With the once-likely passage of the SAFE Banking Act stalling in Congress, and President Biden’s reluctance to move forward on his legalization campaign promises, most cannabis legislative actions prior to the 2022 elections will be on the state level. And four states have stories to tell.
Mississippi: a year has passed since voters approved a medical cannabis initiative only to have the state Supreme Court invalidate its passage on a technicality. And Governor Tate Reeves has shown no interest in revisiting the issue — threatening to veto any replacement legislation unless there are severe limits on the amount of cannabis a patient can receive at one time. He has called the compromise bill the state House and Senate are currently proposing a “recreational cannabis program.”
Would a Reeves veto hold up? A two-thirds vote in both chambers of the legislature would be needed to overturn it, and while the will of the voters is clear, the commitment of the state senators and representatives is not.
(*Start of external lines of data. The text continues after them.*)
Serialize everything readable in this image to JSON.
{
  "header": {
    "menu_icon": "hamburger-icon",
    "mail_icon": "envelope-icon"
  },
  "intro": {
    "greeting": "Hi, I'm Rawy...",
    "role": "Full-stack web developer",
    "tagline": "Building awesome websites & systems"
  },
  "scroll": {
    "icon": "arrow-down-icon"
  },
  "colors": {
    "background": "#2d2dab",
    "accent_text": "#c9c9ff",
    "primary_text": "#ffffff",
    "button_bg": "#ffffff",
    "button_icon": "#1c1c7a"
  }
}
Virginia: voters last year approved adult-use recreational sales, but getting them implemented is another story. The legalization bill set 2024 as the deadline to begin sales unless sped up by the legislature, which is not likely with newly-elected Governor Glenn Youngkin sitting in Richmond. Youngkin continues to state he will not look to overturn legalization, but that “there is a lot of work to do” before commercialization begins.
What kind of work? Youngkin considers the forced unionization in the current bill the legislature is developing a “nonstarter,” He is also apparently seeking to balance having preferred opportunities for minority-, women- and military-owned businesses with avoidance of anything seen as promoting anti-competitive behavior. Short strokes: he’s in no hurry to launch.
Colorado: no stranger to recreational sales, the state is turning its attention toward the social justice movement. Governor Jared Polis opened the year by issuing over 1,300 pardons for low-level possession, allowing adults who were previously convicted for what is now legal to remove any stains from their permanent records. Certainly, governors in other states are watching closely, and many are expected to follow suit in early 2022.Montana: adult-use recreational sales have just begun as of January 1, and dispensaries that previously served only medical patients were flooded with new customers on New Year’s Day. The first weekend alone hit over $1.5 million in recreational sales. Kanna Knowledge will keep watch on how this marketplace develops.